Date of Award


Degree Name

Doctor of Education


Educational Leadership

First Advisor

Dr. Uldis Smidchens

Second Advisor

Dr. Robert Docking

Third Advisor

Dr. Richard Munsterman


In this study, the relationship between continuing education for the teacher and that teacher's effectiveness as measured by an achievement test and an evaluative measure completed by the teacher's students is investigated. The importance that number of hours, currentness, and subject area has upon any relationship with effectiveness, and the relationship between motivation for entry into and satisfaction with graduate/postgraduate work are also studied.

Data necessary to test these relationships were obtained from two sources: a survey of mathematics teachers in Macomb County, Michigan, and the results from two student instruments randomly administered to the classes of those teachers volunteering continued participation.

Support for the hypothesized higher degree of effectiveness for teachers recently enrolled in a continuing education program is demonstrated by the achievement test results and two of the six characteristics of the evaluative instrument: teacher subject matter orientation and the teacher's ability to motivate students.
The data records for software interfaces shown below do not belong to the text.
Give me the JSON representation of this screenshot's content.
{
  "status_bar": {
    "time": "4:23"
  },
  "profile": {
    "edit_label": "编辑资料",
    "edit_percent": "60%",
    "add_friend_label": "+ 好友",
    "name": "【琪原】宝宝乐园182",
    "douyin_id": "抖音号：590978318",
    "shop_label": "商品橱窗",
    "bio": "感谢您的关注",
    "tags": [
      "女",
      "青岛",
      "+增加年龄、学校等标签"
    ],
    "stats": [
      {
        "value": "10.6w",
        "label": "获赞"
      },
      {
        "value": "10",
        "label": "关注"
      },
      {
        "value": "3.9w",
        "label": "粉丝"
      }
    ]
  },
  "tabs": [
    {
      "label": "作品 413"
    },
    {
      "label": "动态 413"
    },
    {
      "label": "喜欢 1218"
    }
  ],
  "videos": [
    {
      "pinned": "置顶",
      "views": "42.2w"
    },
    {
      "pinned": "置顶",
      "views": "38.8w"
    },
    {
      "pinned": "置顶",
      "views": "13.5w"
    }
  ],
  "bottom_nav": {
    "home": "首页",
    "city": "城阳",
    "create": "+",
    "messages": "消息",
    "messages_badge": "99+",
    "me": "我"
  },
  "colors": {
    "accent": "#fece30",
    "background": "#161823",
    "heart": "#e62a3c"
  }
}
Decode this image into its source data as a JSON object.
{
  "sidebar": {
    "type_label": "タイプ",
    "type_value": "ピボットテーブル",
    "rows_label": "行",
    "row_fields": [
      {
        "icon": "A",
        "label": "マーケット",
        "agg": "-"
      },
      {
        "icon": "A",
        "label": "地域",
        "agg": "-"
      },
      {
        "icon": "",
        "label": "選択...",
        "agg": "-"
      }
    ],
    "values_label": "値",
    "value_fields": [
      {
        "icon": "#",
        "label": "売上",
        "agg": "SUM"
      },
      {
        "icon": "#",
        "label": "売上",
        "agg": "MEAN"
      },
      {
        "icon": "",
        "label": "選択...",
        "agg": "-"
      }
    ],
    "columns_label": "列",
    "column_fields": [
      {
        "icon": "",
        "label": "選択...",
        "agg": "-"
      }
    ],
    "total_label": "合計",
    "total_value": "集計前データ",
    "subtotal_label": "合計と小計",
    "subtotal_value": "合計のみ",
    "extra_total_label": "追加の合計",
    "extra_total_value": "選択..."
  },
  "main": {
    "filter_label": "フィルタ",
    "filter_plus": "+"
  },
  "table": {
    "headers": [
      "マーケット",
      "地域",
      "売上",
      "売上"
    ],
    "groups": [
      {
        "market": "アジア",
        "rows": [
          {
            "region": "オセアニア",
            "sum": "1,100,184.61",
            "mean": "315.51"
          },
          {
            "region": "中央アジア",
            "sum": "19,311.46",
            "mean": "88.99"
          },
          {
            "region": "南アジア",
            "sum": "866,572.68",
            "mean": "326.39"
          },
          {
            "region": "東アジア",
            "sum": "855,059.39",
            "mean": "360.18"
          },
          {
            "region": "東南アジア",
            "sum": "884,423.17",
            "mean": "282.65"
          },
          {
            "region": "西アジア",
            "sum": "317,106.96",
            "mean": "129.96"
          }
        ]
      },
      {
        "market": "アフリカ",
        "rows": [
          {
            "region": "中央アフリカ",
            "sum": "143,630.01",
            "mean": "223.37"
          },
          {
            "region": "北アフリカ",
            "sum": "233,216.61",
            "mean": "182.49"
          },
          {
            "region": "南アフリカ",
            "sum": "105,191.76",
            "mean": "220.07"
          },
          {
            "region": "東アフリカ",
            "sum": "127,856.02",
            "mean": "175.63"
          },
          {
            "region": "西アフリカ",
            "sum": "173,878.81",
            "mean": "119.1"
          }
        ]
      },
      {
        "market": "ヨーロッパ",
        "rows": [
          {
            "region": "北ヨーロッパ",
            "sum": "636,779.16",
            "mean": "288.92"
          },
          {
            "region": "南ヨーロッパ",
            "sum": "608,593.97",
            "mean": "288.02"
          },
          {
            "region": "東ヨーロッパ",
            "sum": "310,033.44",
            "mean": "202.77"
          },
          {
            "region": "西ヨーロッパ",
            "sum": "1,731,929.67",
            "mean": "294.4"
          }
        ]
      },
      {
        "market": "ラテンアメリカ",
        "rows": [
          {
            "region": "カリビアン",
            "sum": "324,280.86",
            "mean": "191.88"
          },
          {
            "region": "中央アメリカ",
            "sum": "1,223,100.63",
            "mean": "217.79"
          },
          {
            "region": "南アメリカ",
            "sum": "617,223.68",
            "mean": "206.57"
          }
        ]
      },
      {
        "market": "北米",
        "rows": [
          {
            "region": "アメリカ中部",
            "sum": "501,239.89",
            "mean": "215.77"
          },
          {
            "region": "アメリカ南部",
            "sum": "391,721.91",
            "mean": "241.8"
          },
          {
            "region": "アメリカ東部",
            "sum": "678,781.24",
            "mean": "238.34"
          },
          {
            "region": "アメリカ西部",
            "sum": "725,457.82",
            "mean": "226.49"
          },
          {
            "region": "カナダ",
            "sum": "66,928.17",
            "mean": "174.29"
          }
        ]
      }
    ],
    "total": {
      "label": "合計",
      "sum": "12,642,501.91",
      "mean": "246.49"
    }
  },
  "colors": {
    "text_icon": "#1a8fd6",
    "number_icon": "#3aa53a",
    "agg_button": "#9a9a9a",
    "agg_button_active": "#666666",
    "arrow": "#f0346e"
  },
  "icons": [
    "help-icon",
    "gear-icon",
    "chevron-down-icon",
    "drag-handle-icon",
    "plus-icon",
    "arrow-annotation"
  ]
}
Furthermore, this last characteristic is additionally affected if the graduate study corresponds to the subject matter taught by the teacher.

There is minimal support for the hypothesis that the degree of participation in a graduate program and teacher effectiveness are not related. A similar lack of support for the relationship between the currentness of such study and that teacher's effectiveness is demonstrated. Instead, it appears that participation or lack of participation in graduate education rather than the degree, subject area, or currentness of that participation has an influential effect on teacher effectiveness.

There is support for a hypothesized relationship between motivators for entry into and satisfaction with the continuing education program: the more intrinsic the motivators the greater the degree of satisfaction. The degree of intrincity for motivators is found to have no relationship to the recentness of the graduate experience. In fact, the motivation scores are skewed extrinsically.

Limitations and remedies for these limitations are included accompanying suggestions for future studies.

Access Setting

Dissertation-Open Access